The centre, run by the Chabad-Lubavitch movement, served Kosher meals – cooked according to Jewish dietary norms –and provided religious services for visiting Jews and Mumbai’s small native Jewish community.mumbai Updated: Jan 17, 2018 11:12 IST
On November 26, 2008, two terrorists stormed Mumbai’s Jewish centre in a building called Nariman House, in Colaba.
The centre, run by the Chabad-Lubavitch movement, served Kosher meals – cooked according to Jewish dietary norms –and provided religious services for visiting Jews and Mumbai’s small native Jewish community.
It was evening and the visitors had left. The centre’s directors, Rabbi Gavreil Holtzberg and his wife Rivka, were on the second floor of the building. The terrorists entered the four-storey building, taking hostage its residents, including the Holtzbergs and their two-year baby Moshe.
Among the others in the building was Sandra Samuel, a Mumbai resident who worked as a housekeeper for the Holtzbergs and looked after Moshe. Hearing the gunfire Samuel hid in a room on the first floor which housed the kitchen. After one close encounter with one of the terrorists, she and the family cook, Qazi Zakir Hussain, managed to hide from the terrorists on the first night even as she tried to reach the Holtzberg family.
She told journalists that around afternoon on Thursday she heard the voice of Moshe calling out her for her. She came out of the room and crawled up the debris-filled staircase to the upper floor. She found the child crying, standing between his parents, who were lying on the floor. The terrorists were probably upstairs and she picked up the baby and ran downstairs along with Zakir Hussain. They ran down the narrow street into the main road, where the police and crowds were waiting.
On Friday, November 28, when commandos of the National Security Guards ended their operation, the terrorists were killed, but five hostages, including the Holtzbergs, were dead.

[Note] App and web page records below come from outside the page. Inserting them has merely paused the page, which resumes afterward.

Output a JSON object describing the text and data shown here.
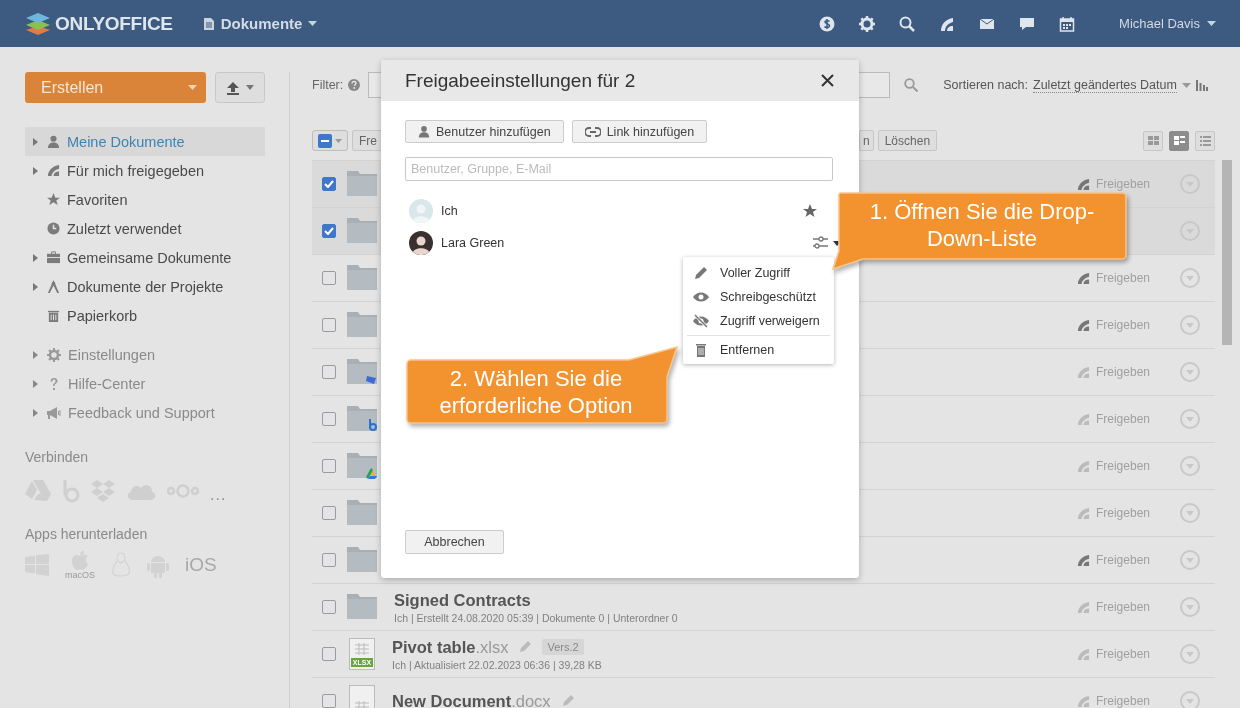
{
  "header": {
    "logo": "ONLYOFFICE",
    "module": "Dokumente",
    "user": "Michael Davis",
    "icons": [
      {
        "kind": "dollar"
      },
      {
        "kind": "gear"
      },
      {
        "kind": "search"
      },
      {
        "kind": "feed"
      },
      {
        "kind": "mail"
      },
      {
        "kind": "chat"
      },
      {
        "kind": "calendar"
      }
    ]
  },
  "sidebar": {
    "create": "Erstellen",
    "nav": [
      {
        "label": "Meine Dokumente",
        "expandable": true,
        "selected": true
      },
      {
        "label": "Für mich freigegeben",
        "expandable": true,
        "selected": false
      },
      {
        "label": "Favoriten",
        "expandable": false,
        "selected": false
      },
      {
        "label": "Zuletzt verwendet",
        "expandable": false,
        "selected": false
      },
      {
        "label": "Gemeinsame Dokumente",
        "expandable": true,
        "selected": false
      },
      {
        "label": "Dokumente der Projekte",
        "expandable": true,
        "selected": false
      },
      {
        "label": "Papierkorb",
        "expandable": false,
        "selected": false
      }
    ],
    "extra": [
      {
        "label": "Einstellungen",
        "expandable": true
      },
      {
        "label": "Hilfe-Center",
        "expandable": true
      },
      {
        "label": "Feedback und Support",
        "expandable": true
      }
    ],
    "connect": {
      "title": "Verbinden",
      "more": "..."
    },
    "apps": {
      "title": "Apps herunterladen",
      "macos": "macOS",
      "ios": "iOS"
    }
  },
  "main": {
    "filter_label": "Filter:",
    "sort_label": "Sortieren nach:",
    "sort_value": "Zuletzt geändertes Datum",
    "toolbar": [
      "Fre",
      "n",
      "Löschen"
    ],
    "views": [
      {
        "kind": "tiles",
        "selected": false
      },
      {
        "kind": "compact",
        "selected": true
      },
      {
        "kind": "list",
        "selected": false
      }
    ],
    "rows": [
      {
        "kind": "folder",
        "checked": true,
        "shared": true,
        "share_label": "Freigeben"
      },
      {
        "kind": "folder",
        "checked": true
      },
      {
        "kind": "folder",
        "checked": false,
        "shared": true,
        "share_label": "Freigeben"
      },
      {
        "kind": "folder",
        "checked": false,
        "shared": true,
        "share_label": "Freigeben"
      },
      {
        "kind": "folder",
        "checked": false,
        "shared": false,
        "share_label": "Freigeben"
      },
      {
        "kind": "folder",
        "checked": false,
        "shared": false,
        "share_label": "Freigeben"
      },
      {
        "kind": "folder",
        "checked": false,
        "shared": false,
        "share_label": "Freigeben"
      },
      {
        "kind": "folder",
        "checked": false,
        "shared": false,
        "share_label": "Freigeben"
      },
      {
        "kind": "folder",
        "checked": false,
        "shared": true,
        "share_label": "Freigeben"
      },
      {
        "kind": "folder",
        "checked": false,
        "shared": false,
        "share_label": "Freigeben",
        "name": "Signed Contracts",
        "meta": "Ich | Erstellt 24.08.2020 05:39 | Dokumente 0 | Unterordner 0"
      },
      {
        "kind": "file",
        "checked": false,
        "shared": false,
        "share_label": "Freigeben",
        "name": "Pivot table",
        "ext": ".xlsx",
        "file_type": "XLSX",
        "version": "Vers.2",
        "meta": "Ich | Aktualisiert 22.02.2023 06:36 | 39,28 KB"
      },
      {
        "kind": "file",
        "checked": false,
        "shared": false,
        "share_label": "Freigeben",
        "name": "New Document",
        "ext": ".docx"
      }
    ]
  },
  "dialog": {
    "title": "Freigabeeinstellungen für 2",
    "add_user": "Benutzer hinzufügen",
    "add_link": "Link hinzufügen",
    "placeholder": "Benutzer, Gruppe, E-Mail",
    "users": [
      {
        "name": "Ich"
      },
      {
        "name": "Lara Green"
      }
    ],
    "menu": [
      {
        "kind": "full",
        "label": "Voller Zugriff"
      },
      {
        "kind": "read",
        "label": "Schreibgeschützt"
      },
      {
        "kind": "deny",
        "label": "Zugriff verweigern"
      },
      {
        "kind": "remove",
        "label": "Entfernen"
      }
    ],
    "cancel": "Abbrechen"
  },
  "callouts": [
    {
      "text": "1. Öffnen Sie die Drop-Down-Liste"
    },
    {
      "text": "2. Wählen Sie die erforderliche Option"
    }
  ]
}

“I kept dialing on their cellphone every second since the moment I heard of them being kept hostage,” said Shnior Kup, a family friend of the Rabbi had told an HT correspondent. When Kup spoke to this newspaper, he did not know whether the Rabbi was alive, but the baby was safe. “The baby is under my care.”
Moshe now lives with his grandparents in Afula, a town in northern Israel. Samuel, who was given Israeli citizenship, accompanied him to Israel.